** Opening Provided information block **

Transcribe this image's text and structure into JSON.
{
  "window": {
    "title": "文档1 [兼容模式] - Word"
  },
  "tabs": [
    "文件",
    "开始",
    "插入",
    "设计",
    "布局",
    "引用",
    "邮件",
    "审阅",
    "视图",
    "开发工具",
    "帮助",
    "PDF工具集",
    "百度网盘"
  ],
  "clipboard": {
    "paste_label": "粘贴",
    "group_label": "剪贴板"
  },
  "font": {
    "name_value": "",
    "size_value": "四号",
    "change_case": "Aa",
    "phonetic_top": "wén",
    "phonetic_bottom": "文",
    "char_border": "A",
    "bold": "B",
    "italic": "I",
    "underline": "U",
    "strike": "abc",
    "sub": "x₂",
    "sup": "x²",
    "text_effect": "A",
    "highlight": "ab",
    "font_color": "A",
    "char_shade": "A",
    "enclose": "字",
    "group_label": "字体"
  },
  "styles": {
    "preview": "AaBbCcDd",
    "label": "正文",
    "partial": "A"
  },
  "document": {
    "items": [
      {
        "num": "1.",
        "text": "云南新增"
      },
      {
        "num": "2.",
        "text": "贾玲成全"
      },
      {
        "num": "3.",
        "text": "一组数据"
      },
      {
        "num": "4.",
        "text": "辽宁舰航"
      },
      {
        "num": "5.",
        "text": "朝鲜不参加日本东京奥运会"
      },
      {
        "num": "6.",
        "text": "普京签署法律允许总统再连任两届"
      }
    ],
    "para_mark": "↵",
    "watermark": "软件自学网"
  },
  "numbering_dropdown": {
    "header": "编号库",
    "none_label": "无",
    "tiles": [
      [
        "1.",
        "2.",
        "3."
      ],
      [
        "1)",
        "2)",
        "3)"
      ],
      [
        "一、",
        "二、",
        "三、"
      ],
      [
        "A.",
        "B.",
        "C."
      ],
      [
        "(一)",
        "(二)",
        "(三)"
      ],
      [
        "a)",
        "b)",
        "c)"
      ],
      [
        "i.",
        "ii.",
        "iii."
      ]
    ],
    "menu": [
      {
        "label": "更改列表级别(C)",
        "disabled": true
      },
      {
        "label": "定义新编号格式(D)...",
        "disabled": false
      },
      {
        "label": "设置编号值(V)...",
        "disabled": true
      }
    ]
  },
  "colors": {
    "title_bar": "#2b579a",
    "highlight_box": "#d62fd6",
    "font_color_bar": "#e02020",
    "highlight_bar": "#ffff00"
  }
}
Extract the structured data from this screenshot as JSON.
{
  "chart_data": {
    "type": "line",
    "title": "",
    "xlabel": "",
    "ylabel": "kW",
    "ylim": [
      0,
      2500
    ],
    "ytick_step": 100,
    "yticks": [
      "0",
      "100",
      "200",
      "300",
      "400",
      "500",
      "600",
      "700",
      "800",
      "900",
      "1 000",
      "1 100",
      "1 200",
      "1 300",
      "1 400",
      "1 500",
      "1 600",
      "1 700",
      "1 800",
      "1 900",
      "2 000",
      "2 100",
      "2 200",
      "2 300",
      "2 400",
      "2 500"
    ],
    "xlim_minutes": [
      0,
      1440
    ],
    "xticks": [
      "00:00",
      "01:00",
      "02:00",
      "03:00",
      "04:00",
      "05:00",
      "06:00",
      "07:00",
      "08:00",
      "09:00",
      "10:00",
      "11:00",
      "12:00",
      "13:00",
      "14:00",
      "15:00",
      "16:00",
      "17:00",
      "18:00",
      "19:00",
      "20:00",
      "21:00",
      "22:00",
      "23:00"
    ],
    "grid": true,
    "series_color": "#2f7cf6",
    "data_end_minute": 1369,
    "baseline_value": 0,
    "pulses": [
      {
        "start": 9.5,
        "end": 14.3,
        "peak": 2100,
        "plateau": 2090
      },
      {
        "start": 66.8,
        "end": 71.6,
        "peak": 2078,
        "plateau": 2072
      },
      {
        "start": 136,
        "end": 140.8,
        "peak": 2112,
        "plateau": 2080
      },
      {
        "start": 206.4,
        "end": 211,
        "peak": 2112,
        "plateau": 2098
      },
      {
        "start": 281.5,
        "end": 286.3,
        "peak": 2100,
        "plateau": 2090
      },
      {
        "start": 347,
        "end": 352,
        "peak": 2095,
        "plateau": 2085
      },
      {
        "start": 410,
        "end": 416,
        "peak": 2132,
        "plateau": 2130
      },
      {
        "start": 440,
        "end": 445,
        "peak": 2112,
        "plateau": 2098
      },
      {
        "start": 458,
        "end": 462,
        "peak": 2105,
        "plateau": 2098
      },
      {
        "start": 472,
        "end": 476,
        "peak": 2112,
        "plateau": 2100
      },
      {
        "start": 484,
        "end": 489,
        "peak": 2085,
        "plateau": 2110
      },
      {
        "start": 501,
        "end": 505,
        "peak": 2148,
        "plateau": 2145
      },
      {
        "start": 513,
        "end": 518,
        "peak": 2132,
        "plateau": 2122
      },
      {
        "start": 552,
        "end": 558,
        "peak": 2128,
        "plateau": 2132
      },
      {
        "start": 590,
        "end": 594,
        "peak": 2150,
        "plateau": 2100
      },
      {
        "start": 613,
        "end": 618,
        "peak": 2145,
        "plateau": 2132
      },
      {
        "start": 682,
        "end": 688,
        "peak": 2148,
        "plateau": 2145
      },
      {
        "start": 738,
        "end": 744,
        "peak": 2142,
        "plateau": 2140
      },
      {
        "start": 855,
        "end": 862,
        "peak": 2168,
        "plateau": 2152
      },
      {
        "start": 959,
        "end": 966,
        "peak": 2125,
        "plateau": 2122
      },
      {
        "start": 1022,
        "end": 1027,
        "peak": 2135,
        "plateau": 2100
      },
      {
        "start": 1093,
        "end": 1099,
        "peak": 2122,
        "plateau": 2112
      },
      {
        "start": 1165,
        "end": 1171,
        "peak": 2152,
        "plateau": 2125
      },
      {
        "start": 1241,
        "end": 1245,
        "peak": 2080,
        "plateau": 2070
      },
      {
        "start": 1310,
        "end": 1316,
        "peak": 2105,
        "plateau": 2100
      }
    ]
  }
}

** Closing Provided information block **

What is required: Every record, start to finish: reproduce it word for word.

Expected output:
Transcribe this image's text and structure into JSON.
{
  "window": {
    "title": "文档1 [兼容模式] - Word"
  },
  "tabs": [
    "文件",
    "开始",
    "插入",
    "设计",
    "布局",
    "引用",
    "邮件",
    "审阅",
    "视图",
    "开发工具",
    "帮助",
    "PDF工具集",
    "百度网盘"
  ],
  "clipboard": {
    "paste_label": "粘贴",
    "group_label": "剪贴板"
  },
  "font": {
    "name_value": "",
    "size_value": "四号",
    "change_case": "Aa",
    "phonetic_top": "wén",
    "phonetic_bottom": "文",
    "char_border": "A",
    "bold": "B",
    "italic": "I",
    "underline": "U",
    "strike": "abc",
    "sub": "x₂",
    "sup": "x²",
    "text_effect": "A",
    "highlight": "ab",
    "font_color": "A",
    "char_shade": "A",
    "enclose": "字",
    "group_label": "字体"
  },
  "styles": {
    "preview": "AaBbCcDd",
    "label": "正文",
    "partial": "A"
  },
  "document": {
    "items": [
      {
        "num": "1.",
        "text": "云南新增"
      },
      {
        "num": "2.",
        "text": "贾玲成全"
      },
      {
        "num": "3.",
        "text": "一组数据"
      },
      {
        "num": "4.",
        "text": "辽宁舰航"
      },
      {
        "num": "5.",
        "text": "朝鲜不参加日本东京奥运会"
      },
      {
        "num": "6.",
        "text": "普京签署法律允许总统再连任两届"
      }
    ],
    "para_mark": "↵",
    "watermark": "软件自学网"
  },
  "numbering_dropdown": {
    "header": "编号库",
    "none_label": "无",
    "tiles": [
      [
        "1.",
        "2.",
        "3."
      ],
      [
        "1)",
        "2)",
        "3)"
      ],
      [
        "一、",
        "二、",
        "三、"
      ],
      [
        "A.",
        "B.",
        "C."
      ],
      [
        "(一)",
        "(二)",
        "(三)"
      ],
      [
        "a)",
        "b)",
        "c)"
      ],
      [
        "i.",
        "ii.",
        "iii."
      ]
    ],
    "menu": [
      {
        "label": "更改列表级别(C)",
        "disabled": true
      },
      {
        "label": "定义新编号格式(D)...",
        "disabled": false
      },
      {
        "label": "设置编号值(V)...",
        "disabled": true
      }
    ]
  },
  "colors": {
    "title_bar": "#2b579a",
    "highlight_box": "#d62fd6",
    "font_color_bar": "#e02020",
    "highlight_bar": "#ffff00"
  }
}
Extract the structured data from this screenshot as JSON.
{
  "chart_data": {
    "type": "line",
    "title": "",
    "xlabel": "",
    "ylabel": "kW",
    "ylim": [
      0,
      2500
    ],
    "ytick_step": 100,
    "yticks": [
      "0",
      "100",
      "200",
      "300",
      "400",
      "500",
      "600",
      "700",
      "800",
      "900",
      "1 000",
      "1 100",
      "1 200",
      "1 300",
      "1 400",
      "1 500",
      "1 600",
      "1 700",
      "1 800",
      "1 900",
      "2 000",
      "2 100",
      "2 200",
      "2 300",
      "2 400",
      "2 500"
    ],
    "xlim_minutes": [
      0,
      1440
    ],
    "xticks": [
      "00:00",
      "01:00",
      "02:00",
      "03:00",
      "04:00",
      "05:00",
      "06:00",
      "07:00",
      "08:00",
      "09:00",
      "10:00",
      "11:00",
      "12:00",
      "13:00",
      "14:00",
      "15:00",
      "16:00",
      "17:00",
      "18:00",
      "19:00",
      "20:00",
      "21:00",
      "22:00",
      "23:00"
    ],
    "grid": true,
    "series_color": "#2f7cf6",
    "data_end_minute": 1369,
    "baseline_value": 0,
    "pulses": [
      {
        "start": 9.5,
        "end": 14.3,
        "peak": 2100,
        "plateau": 2090
      },
      {
        "start": 66.8,
        "end": 71.6,
        "peak": 2078,
        "plateau": 2072
      },
      {
        "start": 136,
        "end": 140.8,
        "peak": 2112,
        "plateau": 2080
      },
      {
        "start": 206.4,
        "end": 211,
        "peak": 2112,
        "plateau": 2098
      },
      {
        "start": 281.5,
        "end": 286.3,
        "peak": 2100,
        "plateau": 2090
      },
      {
        "start": 347,
        "end": 352,
        "peak": 2095,
        "plateau": 2085
      },
      {
        "start": 410,
        "end": 416,
        "peak": 2132,
        "plateau": 2130
      },
      {
        "start": 440,
        "end": 445,
        "peak": 2112,
        "plateau": 2098
      },
      {
        "start": 458,
        "end": 462,
        "peak": 2105,
        "plateau": 2098
      },
      {
        "start": 472,
        "end": 476,
        "peak": 2112,
        "plateau": 2100
      },
      {
        "start": 484,
        "end": 489,
        "peak": 2085,
        "plateau": 2110
      },
      {
        "start": 501,
        "end": 505,
        "peak": 2148,
        "plateau": 2145
      },
      {
        "start": 513,
        "end": 518,
        "peak": 2132,
        "plateau": 2122
      },
      {
        "start": 552,
        "end": 558,
        "peak": 2128,
        "plateau": 2132
      },
      {
        "start": 590,
        "end": 594,
        "peak": 2150,
        "plateau": 2100
      },
      {
        "start": 613,
        "end": 618,
        "peak": 2145,
        "plateau": 2132
      },
      {
        "start": 682,
        "end": 688,
        "peak": 2148,
        "plateau": 2145
      },
      {
        "start": 738,
        "end": 744,
        "peak": 2142,
        "plateau": 2140
      },
      {
        "start": 855,
        "end": 862,
        "peak": 2168,
        "plateau": 2152
      },
      {
        "start": 959,
        "end": 966,
        "peak": 2125,
        "plateau": 2122
      },
      {
        "start": 1022,
        "end": 1027,
        "peak": 2135,
        "plateau": 2100
      },
      {
        "start": 1093,
        "end": 1099,
        "peak": 2122,
        "plateau": 2112
      },
      {
        "start": 1165,
        "end": 1171,
        "peak": 2152,
        "plateau": 2125
      },
      {
        "start": 1241,
        "end": 1245,
        "peak": 2080,
        "plateau": 2070
      },
      {
        "start": 1310,
        "end": 1316,
        "peak": 2105,
        "plateau": 2100
      }
    ]
  }
}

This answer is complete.